ThePetSite - cat, dog and small animal information

All the latest news forDogs | Cats | Small Mammals | Fish | Equine
ThePetSite on Linked In


How to Prevent Heat Stroke in Your Dog

22 June 2015
Vet Med

GLOBAL - The sun is finally stating to shine but remember, with the summer heat come dangers for our pets. Dr Andrea Walters, a veterinarian at the University of Illinois Veterinary Teaching Hospital, explains what heat stroke is and how we can prevent it in our pets.

According to Dr Walters, animals can overheat from an increase in environmental temperature or from too much exercise.

One environment in particular accounts for more cases of heat stroke in pets than any other cause: being left in a hot car.

Pets should never be left unattended in a car, even if it is just warm outside, as the temperature in a car can rise drastically in a matter of minutes.

“Heat stroke occurs when an animal’s body temperature increases so much that the temperature cannot be regulated properly and brought back down,” says Dr Walters. 

“Dogs don’t sweat like people do. Instead, they pant to cool themselves down.”

Factors that predispose animals to heat stroke include obesity, brachycephalics (the term for “short-nosed” dogs such as pugs, Boston terriers, and English bulldogs), genetics, heart disease, humidity, water immersion, and not being acclimated to a warm climate.

Heat stroke can be deadly. If it is suspected, the animal should be brought to a veterinarian immediately for treatment.

“Heat stroke causes damage to proteins and cells, which can lead to severe shock and cellular dysfunction when blood vessels near the skin dilate dangerously,” says Dr Walters. “This state of shock causes secondary damage to organs such as the liver, gastrointestinal system, kidneys, and heart.”

Signs of heat stroke include excessive salivation, increased panting, diarrhea, vomiting, depression, and dizziness.

It is important to begin lowering the animal’s temperature as soon as possible, even before transporting the animal to a veterinarian. A hose can be used to cool the animal, focusing the stream of water on the belly and paw pads.

Be sure the water coming out of the hose is cool, neither hot nor cold. If the garden hose has been sitting in the sun, the water in the hose will be very hot.

It is very important to not cool the animal too fast. A cool towel can be used to bring a pet’s core temperature down slowly. Lay the animal on towels soaked with cool water. Do not wrap the animal in the towel, however, because this will instead trap the heat.

“Veterinarians treat heat stroke patients with cool water, fans, intravenous fluids, and medications that help safely decrease an animal’s core temperature,” explains Dr Walters.

“Heat stroke is a serious medical emergency and can lead to death, even with quick action and appropriate treatment. The prognosis of a pet with heat stroke can vary depending on their previous health history, how high their core body temperature reached, and how long their core body temperature remains high.”

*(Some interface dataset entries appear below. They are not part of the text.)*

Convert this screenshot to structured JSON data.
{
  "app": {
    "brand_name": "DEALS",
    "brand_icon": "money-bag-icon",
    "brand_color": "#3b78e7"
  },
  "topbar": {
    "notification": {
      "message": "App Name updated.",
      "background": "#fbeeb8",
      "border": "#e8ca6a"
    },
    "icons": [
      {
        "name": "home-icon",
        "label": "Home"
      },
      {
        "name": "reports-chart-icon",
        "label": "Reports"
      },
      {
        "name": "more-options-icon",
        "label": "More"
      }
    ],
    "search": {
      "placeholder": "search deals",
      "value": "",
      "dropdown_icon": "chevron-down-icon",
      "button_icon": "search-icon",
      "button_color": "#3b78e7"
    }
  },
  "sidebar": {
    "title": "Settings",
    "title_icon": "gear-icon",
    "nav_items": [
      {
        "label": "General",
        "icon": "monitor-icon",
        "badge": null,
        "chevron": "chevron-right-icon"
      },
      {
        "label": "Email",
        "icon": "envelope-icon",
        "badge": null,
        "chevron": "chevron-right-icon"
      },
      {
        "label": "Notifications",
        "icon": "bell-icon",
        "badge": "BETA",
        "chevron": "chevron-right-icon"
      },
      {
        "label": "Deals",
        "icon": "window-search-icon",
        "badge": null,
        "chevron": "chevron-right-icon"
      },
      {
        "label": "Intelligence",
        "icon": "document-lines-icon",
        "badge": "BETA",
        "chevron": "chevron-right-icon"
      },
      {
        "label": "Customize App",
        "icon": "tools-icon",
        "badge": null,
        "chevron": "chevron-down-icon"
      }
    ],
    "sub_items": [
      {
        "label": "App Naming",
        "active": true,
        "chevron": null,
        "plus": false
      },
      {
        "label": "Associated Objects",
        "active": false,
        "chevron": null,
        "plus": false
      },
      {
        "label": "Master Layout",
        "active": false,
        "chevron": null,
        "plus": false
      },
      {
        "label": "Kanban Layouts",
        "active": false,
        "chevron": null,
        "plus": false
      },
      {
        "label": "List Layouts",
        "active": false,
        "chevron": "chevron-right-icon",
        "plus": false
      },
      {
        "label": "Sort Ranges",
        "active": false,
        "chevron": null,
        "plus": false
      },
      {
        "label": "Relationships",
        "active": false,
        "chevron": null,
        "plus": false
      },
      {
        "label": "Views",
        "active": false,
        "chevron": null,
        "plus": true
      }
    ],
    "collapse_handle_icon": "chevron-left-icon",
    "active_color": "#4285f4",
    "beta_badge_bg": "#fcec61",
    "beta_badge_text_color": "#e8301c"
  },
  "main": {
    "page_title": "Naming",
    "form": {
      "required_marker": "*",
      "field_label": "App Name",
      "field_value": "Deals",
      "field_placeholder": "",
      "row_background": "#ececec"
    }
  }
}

Luckily, heat stroke is easily preventable. Never leave a pet in a warm or hot car, even if it is just for a few minutes. When exercising your pup during the dog days of summer, make sure to provide plenty of water and breaks in the shade to cool off. Be especially careful when exercising brachycephalic breeds.

You may also like:

ThePetSite News Desk

Top image via Shutterstock

Our Sponsors


Seasonal Picks

The Science Behind a Happy Dog Canine Training, Thinking and Behaviour - 5m Books